Two of the 3 patients who did not develop metastases died after 3 and 6 months, respectively. Their follow-ups may have been too short for microscopic recurrences to become evident. The third patient is living after 10 months (Table 3).
The 9 patients who died from early postoperative complications within a month accounted for an overall operative mortality of 37.5%. One of these patients was from Group I and the other 8 from Group II. The 2 remaining patients from Group I are still alive after 3 and 11 years.
The 7 patients who died from metastases were all in Group III. Long survival (maximum, 52 months) was sporadically seen even after recurrence was first known.
The only patients thought to be definitely free of tumor are the 2 long survivors of Group I who had incidental tumors. It is as yet too early (10 months post-transplantation) for more than a hopeful prognosis in 1 Group III patient who had a hepatoma.
Actuarial survival curves were constructed of the total group of 24 recipients and of 15 patients who survived more than 1 month after transplantation (Fig. 1). Excluding the early deaths, the 15 who survived had 1-, 2-, and 3-year survival of 53%, 38%, and 29%, respectively.
These results were compared to those of 30 patients with primary liver malignancy treated with subtotal hepatectomy (20 had right trisegmentectomy) during the same period. The 1-month mortality was 6.7% in the subtotal hepatectomy group, and the survival (uncorrected for operative mortality as was done in the transplant series) was 77%, 56%, and 52% at 1, 2 and 3 years, respectively (Fig. 1).
Thus, the salvage in the transplantation series was distinctly inferior to that in patients who had conventional subtotal hepatic resection, and the only definite cures were in the 2 patients with incidental hepatic malignancies. A third patient has had quiescent tumor for more than 4 years.
Nevertheless, an unduly pessimistic attitude about transplantation for malignancy is not fully warranted. A significant, although small, salvage was possible in those recipients who survived operation despite advanced stages of malignancy usually present. This was particularly striking in the handful of patients who lived for meaningful periods in spite of eventually lethal recurrences. Most of their postoperative lives were spent outside the hospital.
Calne and Williams have maintained an optimistic attitude for primary hepatic malignancy . Their position is defensible, provided there is extremely discriminating case selection. To us there is no strong reason at present to consider any of the categories of liver tumors to be either especially advantageous or disadvantageous in the consideration of candidacy. A persuasive case can be made for treating intrahepatic duct cell carcinomas (Klatskin tumors) with alternative palliative techniques such as U-tube drainage and radiation .
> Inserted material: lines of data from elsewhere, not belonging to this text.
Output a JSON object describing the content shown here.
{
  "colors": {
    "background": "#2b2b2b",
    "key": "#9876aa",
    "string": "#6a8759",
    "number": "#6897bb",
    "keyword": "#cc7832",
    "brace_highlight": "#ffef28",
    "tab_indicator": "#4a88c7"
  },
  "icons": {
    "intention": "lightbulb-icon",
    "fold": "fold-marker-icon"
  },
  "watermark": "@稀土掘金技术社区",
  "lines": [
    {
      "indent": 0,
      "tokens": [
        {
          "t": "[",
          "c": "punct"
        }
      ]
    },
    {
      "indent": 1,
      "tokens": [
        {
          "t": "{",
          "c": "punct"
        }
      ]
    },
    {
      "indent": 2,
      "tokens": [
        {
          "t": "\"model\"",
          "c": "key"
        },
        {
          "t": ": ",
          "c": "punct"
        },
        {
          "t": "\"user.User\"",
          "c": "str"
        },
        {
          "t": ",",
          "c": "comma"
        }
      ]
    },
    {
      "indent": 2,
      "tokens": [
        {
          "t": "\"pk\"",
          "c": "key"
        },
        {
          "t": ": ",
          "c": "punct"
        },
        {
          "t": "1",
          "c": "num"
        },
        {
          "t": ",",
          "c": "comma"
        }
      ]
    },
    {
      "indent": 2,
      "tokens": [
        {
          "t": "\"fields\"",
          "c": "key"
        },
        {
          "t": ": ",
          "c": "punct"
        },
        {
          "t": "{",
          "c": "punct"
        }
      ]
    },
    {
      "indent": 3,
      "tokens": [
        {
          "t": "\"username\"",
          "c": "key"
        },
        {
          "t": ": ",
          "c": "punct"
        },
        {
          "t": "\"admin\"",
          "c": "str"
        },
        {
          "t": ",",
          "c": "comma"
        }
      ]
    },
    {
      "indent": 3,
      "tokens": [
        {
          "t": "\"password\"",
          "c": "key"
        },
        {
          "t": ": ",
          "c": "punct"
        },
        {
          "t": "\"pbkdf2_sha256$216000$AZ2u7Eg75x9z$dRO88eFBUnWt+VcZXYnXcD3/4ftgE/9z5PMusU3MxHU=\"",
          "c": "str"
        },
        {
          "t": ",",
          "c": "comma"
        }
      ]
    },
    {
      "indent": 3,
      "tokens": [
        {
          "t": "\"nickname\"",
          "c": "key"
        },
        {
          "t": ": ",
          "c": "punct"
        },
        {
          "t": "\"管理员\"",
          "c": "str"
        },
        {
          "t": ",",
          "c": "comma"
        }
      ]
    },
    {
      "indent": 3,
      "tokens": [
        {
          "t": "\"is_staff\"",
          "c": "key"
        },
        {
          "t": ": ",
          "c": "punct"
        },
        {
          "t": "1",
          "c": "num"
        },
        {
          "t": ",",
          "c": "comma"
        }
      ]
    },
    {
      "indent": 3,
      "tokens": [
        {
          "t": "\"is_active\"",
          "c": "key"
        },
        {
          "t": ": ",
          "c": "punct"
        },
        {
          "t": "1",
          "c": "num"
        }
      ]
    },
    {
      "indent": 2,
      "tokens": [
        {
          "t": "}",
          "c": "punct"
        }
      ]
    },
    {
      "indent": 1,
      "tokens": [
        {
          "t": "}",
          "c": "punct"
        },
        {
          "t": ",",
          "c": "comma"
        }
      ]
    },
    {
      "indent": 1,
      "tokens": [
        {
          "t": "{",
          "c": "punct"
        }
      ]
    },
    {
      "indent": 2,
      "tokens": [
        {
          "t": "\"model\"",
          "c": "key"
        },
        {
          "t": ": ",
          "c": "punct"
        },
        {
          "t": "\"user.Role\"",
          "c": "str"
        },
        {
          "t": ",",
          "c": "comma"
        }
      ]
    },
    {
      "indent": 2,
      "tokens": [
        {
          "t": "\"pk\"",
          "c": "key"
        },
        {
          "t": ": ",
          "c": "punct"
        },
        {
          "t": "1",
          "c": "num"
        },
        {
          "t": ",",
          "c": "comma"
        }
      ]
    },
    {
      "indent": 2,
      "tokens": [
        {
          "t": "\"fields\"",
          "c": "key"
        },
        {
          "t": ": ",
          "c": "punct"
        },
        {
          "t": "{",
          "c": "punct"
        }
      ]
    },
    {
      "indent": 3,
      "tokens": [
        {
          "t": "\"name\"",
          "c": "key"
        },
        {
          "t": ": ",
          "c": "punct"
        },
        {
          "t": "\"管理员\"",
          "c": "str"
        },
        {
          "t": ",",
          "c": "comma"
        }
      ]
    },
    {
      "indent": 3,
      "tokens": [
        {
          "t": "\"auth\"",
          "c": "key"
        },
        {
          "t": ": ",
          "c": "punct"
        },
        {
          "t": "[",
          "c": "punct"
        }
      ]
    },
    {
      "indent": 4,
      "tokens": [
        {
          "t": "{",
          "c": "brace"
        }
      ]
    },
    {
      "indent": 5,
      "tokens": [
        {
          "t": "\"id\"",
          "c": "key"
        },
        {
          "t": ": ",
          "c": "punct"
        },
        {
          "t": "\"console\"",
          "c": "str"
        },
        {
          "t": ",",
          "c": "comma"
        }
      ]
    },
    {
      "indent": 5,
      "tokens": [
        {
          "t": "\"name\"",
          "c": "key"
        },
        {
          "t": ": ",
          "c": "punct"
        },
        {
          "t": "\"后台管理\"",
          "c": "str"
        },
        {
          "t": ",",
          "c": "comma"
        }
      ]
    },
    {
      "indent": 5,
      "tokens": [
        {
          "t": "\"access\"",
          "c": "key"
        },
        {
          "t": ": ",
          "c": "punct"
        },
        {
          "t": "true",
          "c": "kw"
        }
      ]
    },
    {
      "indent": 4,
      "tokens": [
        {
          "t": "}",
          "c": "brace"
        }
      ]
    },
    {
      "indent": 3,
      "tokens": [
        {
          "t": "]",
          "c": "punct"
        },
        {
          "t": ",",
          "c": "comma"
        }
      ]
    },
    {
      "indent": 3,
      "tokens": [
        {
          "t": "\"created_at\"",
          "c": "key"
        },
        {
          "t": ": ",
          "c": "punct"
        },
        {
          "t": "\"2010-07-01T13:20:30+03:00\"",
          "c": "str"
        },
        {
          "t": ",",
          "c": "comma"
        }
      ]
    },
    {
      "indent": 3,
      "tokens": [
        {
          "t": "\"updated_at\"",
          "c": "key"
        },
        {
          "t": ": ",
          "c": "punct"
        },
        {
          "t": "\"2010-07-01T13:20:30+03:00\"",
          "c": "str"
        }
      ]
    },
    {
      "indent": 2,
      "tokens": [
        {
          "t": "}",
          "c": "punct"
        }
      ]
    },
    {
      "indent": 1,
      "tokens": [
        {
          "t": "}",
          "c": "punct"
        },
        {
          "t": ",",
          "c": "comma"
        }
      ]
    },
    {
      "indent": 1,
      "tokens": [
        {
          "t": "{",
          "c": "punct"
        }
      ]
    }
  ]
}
Supported by research projects from the Veterans Administration; by U.S. Public Health Service Grant Nos. AM 17260 and AM-07772; and by Grant Nos. RR-00051 and RR-00069 from the General Clinical Research Centers Program of the Division of Research Resources, National Institutes of Health.